PROBLEM DETAILS: Lines in the records below that contain the word "Wear" must each be copied.

Records excerpted from a collection:
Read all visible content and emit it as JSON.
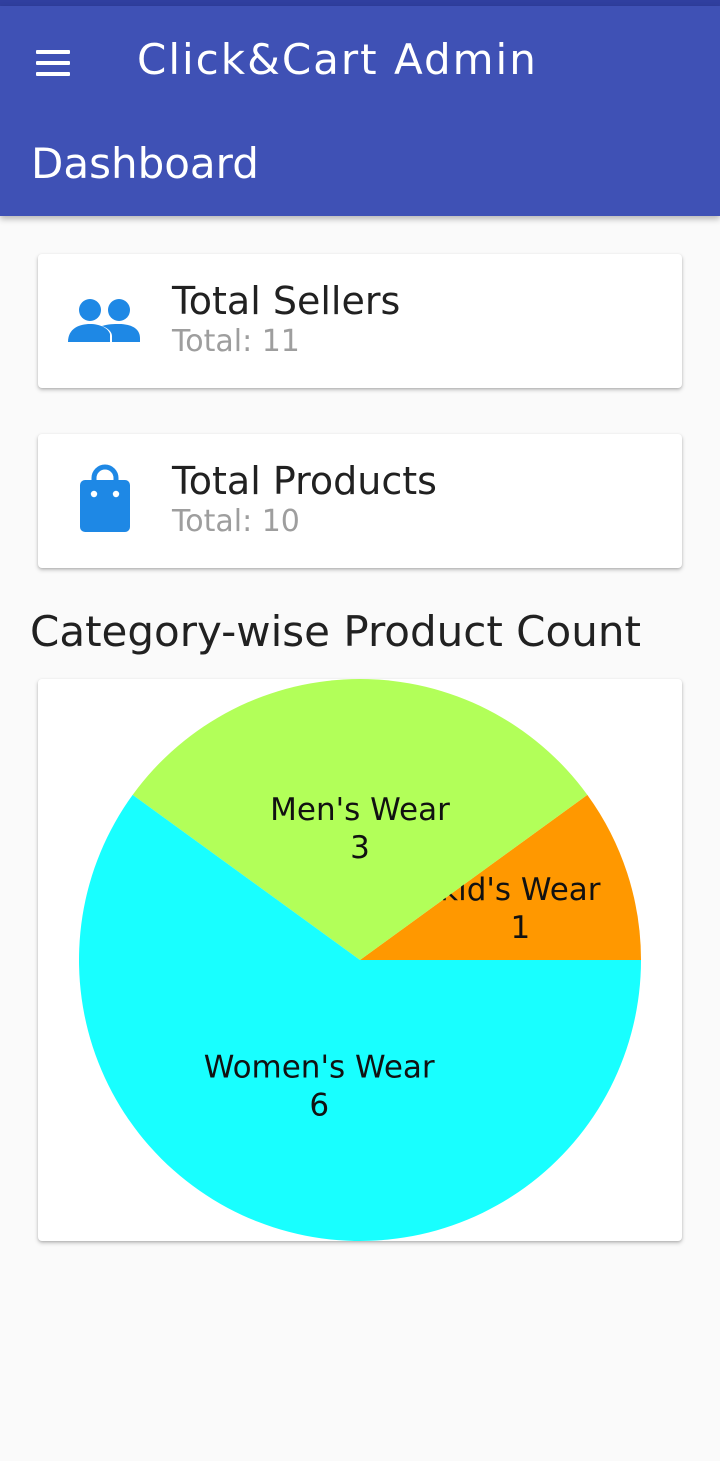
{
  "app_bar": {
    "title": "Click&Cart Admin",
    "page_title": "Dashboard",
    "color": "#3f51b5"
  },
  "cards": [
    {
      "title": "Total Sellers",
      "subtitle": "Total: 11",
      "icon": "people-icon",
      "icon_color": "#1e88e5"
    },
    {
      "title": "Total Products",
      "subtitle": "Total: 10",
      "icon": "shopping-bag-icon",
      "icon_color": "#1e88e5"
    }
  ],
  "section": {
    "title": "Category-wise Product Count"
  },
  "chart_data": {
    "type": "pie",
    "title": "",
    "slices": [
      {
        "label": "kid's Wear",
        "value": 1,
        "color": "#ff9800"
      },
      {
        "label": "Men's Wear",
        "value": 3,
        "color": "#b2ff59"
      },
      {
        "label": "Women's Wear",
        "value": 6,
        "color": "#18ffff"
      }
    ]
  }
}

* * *

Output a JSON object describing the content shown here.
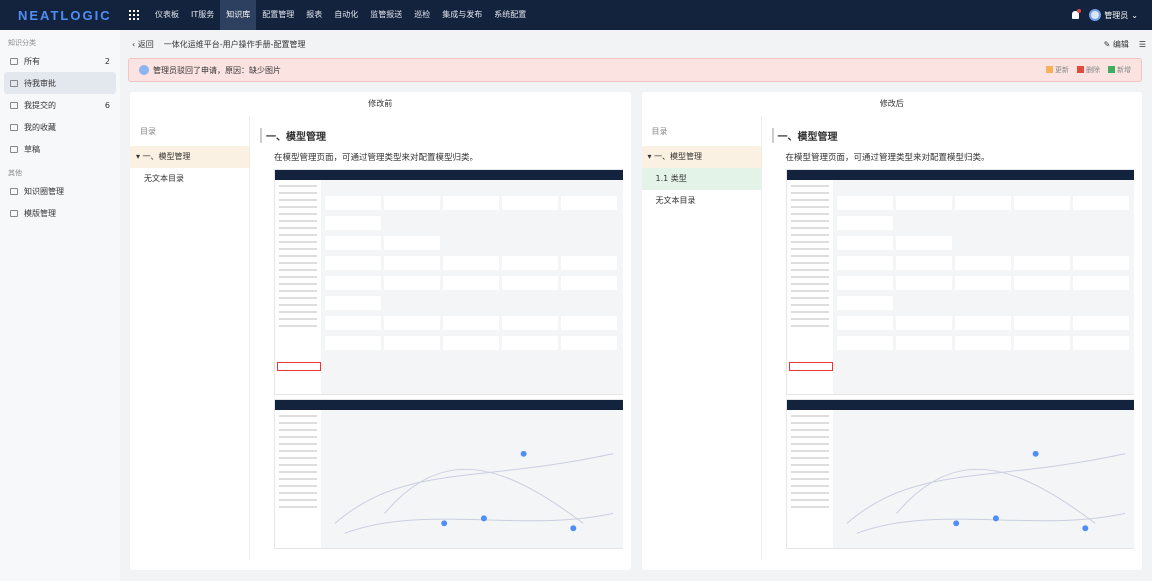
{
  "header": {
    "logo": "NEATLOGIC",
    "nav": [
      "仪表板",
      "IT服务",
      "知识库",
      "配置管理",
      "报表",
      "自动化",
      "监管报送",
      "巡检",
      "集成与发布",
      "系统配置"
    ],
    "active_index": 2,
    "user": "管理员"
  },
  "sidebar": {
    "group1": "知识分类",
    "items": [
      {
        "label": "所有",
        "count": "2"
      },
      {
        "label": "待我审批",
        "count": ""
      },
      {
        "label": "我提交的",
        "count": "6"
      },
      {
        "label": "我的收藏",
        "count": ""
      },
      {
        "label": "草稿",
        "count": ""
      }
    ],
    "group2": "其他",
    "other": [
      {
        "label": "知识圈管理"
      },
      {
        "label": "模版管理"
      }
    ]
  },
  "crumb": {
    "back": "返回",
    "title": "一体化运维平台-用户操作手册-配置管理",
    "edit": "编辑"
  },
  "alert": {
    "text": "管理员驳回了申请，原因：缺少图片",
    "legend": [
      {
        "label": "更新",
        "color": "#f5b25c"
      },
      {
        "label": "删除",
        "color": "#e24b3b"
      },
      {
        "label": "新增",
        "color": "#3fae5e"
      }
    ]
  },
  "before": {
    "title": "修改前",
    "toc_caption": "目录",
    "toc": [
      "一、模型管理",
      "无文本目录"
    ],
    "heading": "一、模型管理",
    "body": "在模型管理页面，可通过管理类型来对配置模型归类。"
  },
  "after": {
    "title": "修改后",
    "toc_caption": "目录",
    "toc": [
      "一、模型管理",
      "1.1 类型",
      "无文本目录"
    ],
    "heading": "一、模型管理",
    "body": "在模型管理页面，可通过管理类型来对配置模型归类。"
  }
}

YOUR SOLUTION:
        "label": "kid's Wear",
        "label": "Men's Wear",
        "label": "Women's Wear",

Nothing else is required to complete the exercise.